Microsoft Giveth, and Microsoft Taketh Away: Changes to Windows Store for Business Impacts Channel
Microsoft claims that there are 300 million devices running Windows 10. Which is all well and good, but the channel needs more than an operating system. It needs business apps, and most developers are content churning out products for Apple and Alphabet.
Microsoft (MSFT) claims that there are 300 million devices running Windows 10. Which is all well and good, but the channel needs more than an operating system. It needs business apps, and most developers are content churning out products for Apple (APPL) and Alphabet (GOOG).
Last week, Microsoft Corp. (MSFT) announced that it’s making it easier for developers to sell to small and medium-sized businesses. Now, IT administrators can buy third-party apps in bulk through Windows Store for Business (WSB), the web-based portal that helps admins buy, manage and distribute Windows Store apps to employees.
As anyone in the channel can attest, SMB IT is big business. Microsoft estimates that SMBs spend $70 billion per year on desktop software, applications and utilities. Developers can now deepen their reach into that market if they’re in one of the 35 supported countries.
Microsoft needs developers to write applications for its Windows 10 operating system, which offers a portal to WSB on its desktop. The company is essentially using the marketplace to incentivize the creation of the needed business apps, going so far as to eliminate the group policy settings that let IT administrators block access to the store Windows 10 Pro. Now developers have more direct access to customers through WSB and can sell their software in bulk.
WSB sells not only business apps, but games, music and movies. Some admins worry that allowing employees access to the Store will lead to a rise in the download of unauthorized applications. This could open the door for security concerns as well as reduced bandwidth. Admins who want to turn off the Store must upgrade to the pricier Windows Enterprise.
“Windows 10 Enterprise is our offering that provides IT pros with the most granular control over company devices. Windows 10 Pro offers a subset of those capabilities and is recommended for small and mid-size businesses looking for some management controls, but not the full suite necessary for IT pros at larger enterprises,” a company spokesman said in a statement.”The ability to block access to the Windows Store is typically for organizations who want more control over corporate-owned devices. This fits into the value of Windows 10 Enterprise.”
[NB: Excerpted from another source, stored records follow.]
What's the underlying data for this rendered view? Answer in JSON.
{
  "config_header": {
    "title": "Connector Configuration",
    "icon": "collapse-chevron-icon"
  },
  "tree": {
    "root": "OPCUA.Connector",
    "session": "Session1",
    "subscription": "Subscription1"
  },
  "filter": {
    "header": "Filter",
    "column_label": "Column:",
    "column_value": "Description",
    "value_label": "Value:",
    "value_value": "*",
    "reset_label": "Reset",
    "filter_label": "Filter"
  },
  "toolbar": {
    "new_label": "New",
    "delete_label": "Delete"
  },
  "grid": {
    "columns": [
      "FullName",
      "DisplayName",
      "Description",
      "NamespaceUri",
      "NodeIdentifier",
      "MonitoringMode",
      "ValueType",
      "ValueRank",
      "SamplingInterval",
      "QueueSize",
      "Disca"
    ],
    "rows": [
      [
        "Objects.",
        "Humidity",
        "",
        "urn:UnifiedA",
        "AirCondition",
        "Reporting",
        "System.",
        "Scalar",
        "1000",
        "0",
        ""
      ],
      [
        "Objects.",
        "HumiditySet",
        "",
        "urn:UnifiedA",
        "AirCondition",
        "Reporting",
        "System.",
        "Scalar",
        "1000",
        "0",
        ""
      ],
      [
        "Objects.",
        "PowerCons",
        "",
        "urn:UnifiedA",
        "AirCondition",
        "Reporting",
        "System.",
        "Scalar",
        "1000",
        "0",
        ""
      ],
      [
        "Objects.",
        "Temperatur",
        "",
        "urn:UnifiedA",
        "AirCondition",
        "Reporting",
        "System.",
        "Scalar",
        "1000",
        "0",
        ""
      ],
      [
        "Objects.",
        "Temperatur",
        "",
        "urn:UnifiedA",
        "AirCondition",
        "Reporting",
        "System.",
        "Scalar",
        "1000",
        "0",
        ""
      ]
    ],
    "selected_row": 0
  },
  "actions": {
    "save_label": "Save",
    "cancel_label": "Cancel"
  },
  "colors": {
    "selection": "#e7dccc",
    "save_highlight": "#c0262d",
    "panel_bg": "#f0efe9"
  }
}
This is just the beginning for the fledgling Windows Store for Business. Microsoft says a host of new features are in the works, including invoicing, volume discounts and organizational in-app purchases.